Later that morning, the lawsuit says, other students reported that the boy had a gun. After recess began at 12:30 p.m., the lawsuit contends, Zwerner told the reading specialist and another teacher that she had seen the 6-year-old taking something out of his backpack, and saw him going several times behind a rock climbing wall at recess.

The reading specialist searched the boy’s backpack and didn’t find a firearm. But when she went to Parker’s office to voice concern, the complaint says, the administrator dismissed the concern, saying the boy’s pockets were “too small” to carry a firearm.

When recess ended after 1 p.m., the complaint says, another student admitted to a teacher that the 6-year-old showed him the gun during recess — and threatened to harm him if he told anyone. That teacher called the school office, and told a Richneck music teacher what the other student said. But the complaint says Parker told the music teacher the boy’s bag “had already been searched.” 

Then — when a school guidance counselor sought permission to search the boy — Parker again denied the request, saying the boy’s mother would soon be at the school to pick him up.


Students are told all the time that if they see something alarming they should say something to an adult, but it's up to those adults to act on the information that's given to them. Granted, we're only hearing one side of the story at the moment, since Parker and her attorney aren't commenting on the charges, but it sounds like there was enough concern on the part of multiple staffers (not to mention students) to warrant some action by school officials, especially since the kid had engaged in violent behavior in the past, including choking another teacher. Just two days before Zwerner was shot the student was given a one-day suspension for breaking Zwerner's cell phone in class. 

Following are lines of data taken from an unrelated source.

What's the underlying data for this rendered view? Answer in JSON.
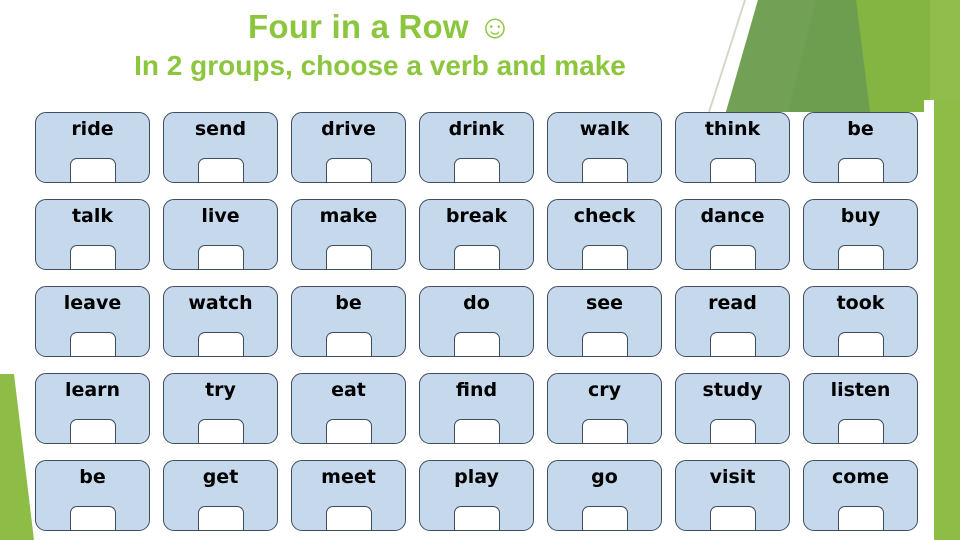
{
  "header": {
    "title": "Four in a Row ☺",
    "subtitle": "In 2 groups, choose a verb and make"
  },
  "colors": {
    "title_green": "#8cc63e",
    "accent_green_light": "#8dbc47",
    "accent_green_dark": "#6d9e50",
    "tile_fill": "#c6d9ec",
    "tile_border": "#3f4d5c",
    "door_fill": "#ffffff",
    "background": "#ffffff"
  },
  "grid": {
    "columns": 7,
    "rows": 5,
    "words": [
      [
        "ride",
        "send",
        "drive",
        "drink",
        "walk",
        "think",
        "be"
      ],
      [
        "talk",
        "live",
        "make",
        "break",
        "check",
        "dance",
        "buy"
      ],
      [
        "leave",
        "watch",
        "be",
        "do",
        "see",
        "read",
        "took"
      ],
      [
        "learn",
        "try",
        "eat",
        "find",
        "cry",
        "study",
        "listen"
      ],
      [
        "be",
        "get",
        "meet",
        "play",
        "go",
        "visit",
        "come"
      ]
    ]
  }
}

What happened at Richneck Elementary wasn't the result of a lack of gun laws in Virginia. This kid should have been on Parker's radar, and given his past history the claims that he had a gun should have been taken seriously. If that had happened, I doubt that Zwerner would have been shot by her student. 

Even if the prosecutor's allegations are accurate Parker isn't the only adult that bears some culpability for the shooting, but her inaction still played a role in Zwerner's shooting. We don't need more gun laws, but we do need the people in charge of our schools to do their jobs when it comes to keeping our kids safe from harm.  

Join the conversation as a VIP Member